- **What the task requires**:
The full set of records needs to be retyped exactly.

- **Records supplied**:

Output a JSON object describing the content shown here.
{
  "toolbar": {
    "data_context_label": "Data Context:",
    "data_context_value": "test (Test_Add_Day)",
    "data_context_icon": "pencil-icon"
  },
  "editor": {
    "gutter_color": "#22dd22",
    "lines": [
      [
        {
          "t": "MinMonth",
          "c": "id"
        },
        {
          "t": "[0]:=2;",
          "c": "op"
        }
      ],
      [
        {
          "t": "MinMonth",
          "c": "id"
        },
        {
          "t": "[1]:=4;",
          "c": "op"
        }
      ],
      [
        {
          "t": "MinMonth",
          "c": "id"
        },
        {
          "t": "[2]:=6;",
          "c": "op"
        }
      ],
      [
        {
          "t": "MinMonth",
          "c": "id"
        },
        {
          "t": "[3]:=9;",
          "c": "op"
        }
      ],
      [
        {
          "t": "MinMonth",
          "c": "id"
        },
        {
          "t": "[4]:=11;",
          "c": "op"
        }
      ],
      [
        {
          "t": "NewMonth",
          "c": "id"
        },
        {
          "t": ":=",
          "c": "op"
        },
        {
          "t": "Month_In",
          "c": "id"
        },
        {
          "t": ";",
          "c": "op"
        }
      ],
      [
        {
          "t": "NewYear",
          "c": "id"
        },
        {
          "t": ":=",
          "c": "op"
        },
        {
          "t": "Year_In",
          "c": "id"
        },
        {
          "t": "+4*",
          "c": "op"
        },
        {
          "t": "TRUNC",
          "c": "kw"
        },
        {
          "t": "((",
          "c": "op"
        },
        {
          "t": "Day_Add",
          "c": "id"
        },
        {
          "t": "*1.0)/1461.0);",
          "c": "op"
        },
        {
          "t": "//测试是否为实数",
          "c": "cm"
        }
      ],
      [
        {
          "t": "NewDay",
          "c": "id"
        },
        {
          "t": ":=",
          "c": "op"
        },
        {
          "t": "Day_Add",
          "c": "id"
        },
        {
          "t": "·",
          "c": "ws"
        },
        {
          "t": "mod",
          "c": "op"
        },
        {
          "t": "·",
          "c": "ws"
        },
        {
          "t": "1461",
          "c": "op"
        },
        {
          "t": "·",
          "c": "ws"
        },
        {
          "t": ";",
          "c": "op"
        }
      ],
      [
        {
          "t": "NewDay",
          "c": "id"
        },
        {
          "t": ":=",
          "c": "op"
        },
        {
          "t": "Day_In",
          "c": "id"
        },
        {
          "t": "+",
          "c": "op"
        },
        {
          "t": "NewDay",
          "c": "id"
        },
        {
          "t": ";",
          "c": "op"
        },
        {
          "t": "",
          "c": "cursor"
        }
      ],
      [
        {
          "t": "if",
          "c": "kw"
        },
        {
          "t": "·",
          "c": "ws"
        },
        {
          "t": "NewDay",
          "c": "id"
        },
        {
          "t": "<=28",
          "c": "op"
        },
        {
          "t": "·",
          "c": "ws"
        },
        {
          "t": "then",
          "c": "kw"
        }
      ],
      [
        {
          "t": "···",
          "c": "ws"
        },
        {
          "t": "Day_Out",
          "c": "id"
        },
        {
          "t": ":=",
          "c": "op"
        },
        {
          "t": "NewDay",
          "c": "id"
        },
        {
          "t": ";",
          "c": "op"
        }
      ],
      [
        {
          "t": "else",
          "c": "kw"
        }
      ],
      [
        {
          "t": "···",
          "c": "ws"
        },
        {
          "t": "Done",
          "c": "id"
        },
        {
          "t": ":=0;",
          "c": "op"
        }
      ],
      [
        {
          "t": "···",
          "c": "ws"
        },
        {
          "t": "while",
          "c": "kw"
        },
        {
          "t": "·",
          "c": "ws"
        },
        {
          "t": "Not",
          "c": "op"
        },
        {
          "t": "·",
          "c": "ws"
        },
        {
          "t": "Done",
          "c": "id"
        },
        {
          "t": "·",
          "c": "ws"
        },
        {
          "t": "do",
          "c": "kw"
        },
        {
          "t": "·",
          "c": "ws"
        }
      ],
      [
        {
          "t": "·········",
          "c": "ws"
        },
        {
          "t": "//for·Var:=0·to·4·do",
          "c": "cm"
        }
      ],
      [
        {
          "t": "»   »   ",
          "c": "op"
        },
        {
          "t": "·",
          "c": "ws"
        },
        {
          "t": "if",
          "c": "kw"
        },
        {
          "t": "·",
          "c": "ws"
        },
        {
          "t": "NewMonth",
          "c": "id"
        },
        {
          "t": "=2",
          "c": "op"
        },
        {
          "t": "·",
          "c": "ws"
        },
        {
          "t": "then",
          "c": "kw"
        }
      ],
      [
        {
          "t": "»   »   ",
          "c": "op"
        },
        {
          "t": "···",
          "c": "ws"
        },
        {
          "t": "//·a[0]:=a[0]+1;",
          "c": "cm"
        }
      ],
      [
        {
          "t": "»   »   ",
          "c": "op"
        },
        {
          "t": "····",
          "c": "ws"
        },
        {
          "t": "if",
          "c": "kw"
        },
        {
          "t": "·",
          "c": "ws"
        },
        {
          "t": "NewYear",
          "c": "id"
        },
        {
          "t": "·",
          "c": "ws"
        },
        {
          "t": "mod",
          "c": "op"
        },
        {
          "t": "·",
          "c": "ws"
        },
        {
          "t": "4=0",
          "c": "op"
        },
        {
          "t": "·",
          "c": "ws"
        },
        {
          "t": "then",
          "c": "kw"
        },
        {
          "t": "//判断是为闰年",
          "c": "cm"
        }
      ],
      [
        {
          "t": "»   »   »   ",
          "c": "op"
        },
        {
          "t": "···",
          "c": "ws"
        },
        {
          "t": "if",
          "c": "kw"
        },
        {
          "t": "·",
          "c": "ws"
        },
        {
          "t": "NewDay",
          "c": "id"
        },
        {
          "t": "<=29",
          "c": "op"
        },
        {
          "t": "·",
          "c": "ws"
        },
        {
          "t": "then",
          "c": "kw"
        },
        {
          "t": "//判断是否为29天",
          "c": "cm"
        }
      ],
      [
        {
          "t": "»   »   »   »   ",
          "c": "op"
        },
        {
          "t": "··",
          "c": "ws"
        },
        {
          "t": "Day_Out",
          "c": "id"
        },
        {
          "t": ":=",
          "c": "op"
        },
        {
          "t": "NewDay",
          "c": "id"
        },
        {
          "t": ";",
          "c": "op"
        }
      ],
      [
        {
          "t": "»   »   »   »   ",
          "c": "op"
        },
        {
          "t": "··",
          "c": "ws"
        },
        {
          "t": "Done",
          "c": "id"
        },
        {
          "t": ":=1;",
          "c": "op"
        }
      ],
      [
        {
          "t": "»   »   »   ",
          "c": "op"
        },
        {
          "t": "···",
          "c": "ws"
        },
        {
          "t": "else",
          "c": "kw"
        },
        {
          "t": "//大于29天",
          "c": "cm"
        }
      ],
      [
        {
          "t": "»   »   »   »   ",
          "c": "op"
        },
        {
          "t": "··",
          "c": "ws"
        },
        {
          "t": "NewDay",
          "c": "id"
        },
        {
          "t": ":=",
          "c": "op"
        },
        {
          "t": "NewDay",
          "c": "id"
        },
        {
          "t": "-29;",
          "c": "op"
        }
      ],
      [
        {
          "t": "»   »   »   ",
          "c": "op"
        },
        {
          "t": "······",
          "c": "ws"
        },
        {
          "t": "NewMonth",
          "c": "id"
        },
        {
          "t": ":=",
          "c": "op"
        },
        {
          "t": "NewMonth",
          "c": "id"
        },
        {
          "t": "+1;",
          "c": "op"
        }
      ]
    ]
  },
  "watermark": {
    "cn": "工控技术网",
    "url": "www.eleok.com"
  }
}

- **Result of the task**:
Output a JSON object describing the content shown here.
{
  "toolbar": {
    "data_context_label": "Data Context:",
    "data_context_value": "test (Test_Add_Day)",
    "data_context_icon": "pencil-icon"
  },
  "editor": {
    "gutter_color": "#22dd22",
    "lines": [
      [
        {
          "t": "MinMonth",
          "c": "id"
        },
        {
          "t": "[0]:=2;",
          "c": "op"
        }
      ],
      [
        {
          "t": "MinMonth",
          "c": "id"
        },
        {
          "t": "[1]:=4;",
          "c": "op"
        }
      ],
      [
        {
          "t": "MinMonth",
          "c": "id"
        },
        {
          "t": "[2]:=6;",
          "c": "op"
        }
      ],
      [
        {
          "t": "MinMonth",
          "c": "id"
        },
        {
          "t": "[3]:=9;",
          "c": "op"
        }
      ],
      [
        {
          "t": "MinMonth",
          "c": "id"
        },
        {
          "t": "[4]:=11;",
          "c": "op"
        }
      ],
      [
        {
          "t": "NewMonth",
          "c": "id"
        },
        {
          "t": ":=",
          "c": "op"
        },
        {
          "t": "Month_In",
          "c": "id"
        },
        {
          "t": ";",
          "c": "op"
        }
      ],
      [
        {
          "t": "NewYear",
          "c": "id"
        },
        {
          "t": ":=",
          "c": "op"
        },
        {
          "t": "Year_In",
          "c": "id"
        },
        {
          "t": "+4*",
          "c": "op"
        },
        {
          "t": "TRUNC",
          "c": "kw"
        },
        {
          "t": "((",
          "c": "op"
        },
        {
          "t": "Day_Add",
          "c": "id"
        },
        {
          "t": "*1.0)/1461.0);",
          "c": "op"
        },
        {
          "t": "//测试是否为实数",
          "c": "cm"
        }
      ],
      [
        {
          "t": "NewDay",
          "c": "id"
        },
        {
          "t": ":=",
          "c": "op"
        },
        {
          "t": "Day_Add",
          "c": "id"
        },
        {
          "t": "·",
          "c": "ws"
        },
        {
          "t": "mod",
          "c": "op"
        },
        {
          "t": "·",
          "c": "ws"
        },
        {
          "t": "1461",
          "c": "op"
        },
        {
          "t": "·",
          "c": "ws"
        },
        {
          "t": ";",
          "c": "op"
        }
      ],
      [
        {
          "t": "NewDay",
          "c": "id"
        },
        {
          "t": ":=",
          "c": "op"
        },
        {
          "t": "Day_In",
          "c": "id"
        },
        {
          "t": "+",
          "c": "op"
        },
        {
          "t": "NewDay",
          "c": "id"
        },
        {
          "t": ";",
          "c": "op"
        },
        {
          "t": "",
          "c": "cursor"
        }
      ],
      [
        {
          "t": "if",
          "c": "kw"
        },
        {
          "t": "·",
          "c": "ws"
        },
        {
          "t": "NewDay",
          "c": "id"
        },
        {
          "t": "<=28",
          "c": "op"
        },
        {
          "t": "·",
          "c": "ws"
        },
        {
          "t": "then",
          "c": "kw"
        }
      ],
      [
        {
          "t": "···",
          "c": "ws"
        },
        {
          "t": "Day_Out",
          "c": "id"
        },
        {
          "t": ":=",
          "c": "op"
        },
        {
          "t": "NewDay",
          "c": "id"
        },
        {
          "t": ";",
          "c": "op"
        }
      ],
      [
        {
          "t": "else",
          "c": "kw"
        }
      ],
      [
        {
          "t": "···",
          "c": "ws"
        },
        {
          "t": "Done",
          "c": "id"
        },
        {
          "t": ":=0;",
          "c": "op"
        }
      ],
      [
        {
          "t": "···",
          "c": "ws"
        },
        {
          "t": "while",
          "c": "kw"
        },
        {
          "t": "·",
          "c": "ws"
        },
        {
          "t": "Not",
          "c": "op"
        },
        {
          "t": "·",
          "c": "ws"
        },
        {
          "t": "Done",
          "c": "id"
        },
        {
          "t": "·",
          "c": "ws"
        },
        {
          "t": "do",
          "c": "kw"
        },
        {
          "t": "·",
          "c": "ws"
        }
      ],
      [
        {
          "t": "·········",
          "c": "ws"
        },
        {
          "t": "//for·Var:=0·to·4·do",
          "c": "cm"
        }
      ],
      [
        {
          "t": "»   »   ",
          "c": "op"
        },
        {
          "t": "·",
          "c": "ws"
        },
        {
          "t": "if",
          "c": "kw"
        },
        {
          "t": "·",
          "c": "ws"
        },
        {
          "t": "NewMonth",
          "c": "id"
        },
        {
          "t": "=2",
          "c": "op"
        },
        {
          "t": "·",
          "c": "ws"
        },
        {
          "t": "then",
          "c": "kw"
        }
      ],
      [
        {
          "t": "»   »   ",
          "c": "op"
        },
        {
          "t": "···",
          "c": "ws"
        },
        {
          "t": "//·a[0]:=a[0]+1;",
          "c": "cm"
        }
      ],
      [
        {
          "t": "»   »   ",
          "c": "op"
        },
        {
          "t": "····",
          "c": "ws"
        },
        {
          "t": "if",
          "c": "kw"
        },
        {
          "t": "·",
          "c": "ws"
        },
        {
          "t": "NewYear",
          "c": "id"
        },
        {
          "t": "·",
          "c": "ws"
        },
        {
          "t": "mod",
          "c": "op"
        },
        {
          "t": "·",
          "c": "ws"
        },
        {
          "t": "4=0",
          "c": "op"
        },
        {
          "t": "·",
          "c": "ws"
        },
        {
          "t": "then",
          "c": "kw"
        },
        {
          "t": "//判断是为闰年",
          "c": "cm"
        }
      ],
      [
        {
          "t": "»   »   »   ",
          "c": "op"
        },
        {
          "t": "···",
          "c": "ws"
        },
        {
          "t": "if",
          "c": "kw"
        },
        {
          "t": "·",
          "c": "ws"
        },
        {
          "t": "NewDay",
          "c": "id"
        },
        {
          "t": "<=29",
          "c": "op"
        },
        {
          "t": "·",
          "c": "ws"
        },
        {
          "t": "then",
          "c": "kw"
        },
        {
          "t": "//判断是否为29天",
          "c": "cm"
        }
      ],
      [
        {
          "t": "»   »   »   »   ",
          "c": "op"
        },
        {
          "t": "··",
          "c": "ws"
        },
        {
          "t": "Day_Out",
          "c": "id"
        },
        {
          "t": ":=",
          "c": "op"
        },
        {
          "t": "NewDay",
          "c": "id"
        },
        {
          "t": ";",
          "c": "op"
        }
      ],
      [
        {
          "t": "»   »   »   »   ",
          "c": "op"
        },
        {
          "t": "··",
          "c": "ws"
        },
        {
          "t": "Done",
          "c": "id"
        },
        {
          "t": ":=1;",
          "c": "op"
        }
      ],
      [
        {
          "t": "»   »   »   ",
          "c": "op"
        },
        {
          "t": "···",
          "c": "ws"
        },
        {
          "t": "else",
          "c": "kw"
        },
        {
          "t": "//大于29天",
          "c": "cm"
        }
      ],
      [
        {
          "t": "»   »   »   »   ",
          "c": "op"
        },
        {
          "t": "··",
          "c": "ws"
        },
        {
          "t": "NewDay",
          "c": "id"
        },
        {
          "t": ":=",
          "c": "op"
        },
        {
          "t": "NewDay",
          "c": "id"
        },
        {
          "t": "-29;",
          "c": "op"
        }
      ],
      [
        {
          "t": "»   »   »   ",
          "c": "op"
        },
        {
          "t": "······",
          "c": "ws"
        },
        {
          "t": "NewMonth",
          "c": "id"
        },
        {
          "t": ":=",
          "c": "op"
        },
        {
          "t": "NewMonth",
          "c": "id"
        },
        {
          "t": "+1;",
          "c": "op"
        }
      ]
    ]
  },
  "watermark": {
    "cn": "工控技术网",
    "url": "www.eleok.com"
  }
}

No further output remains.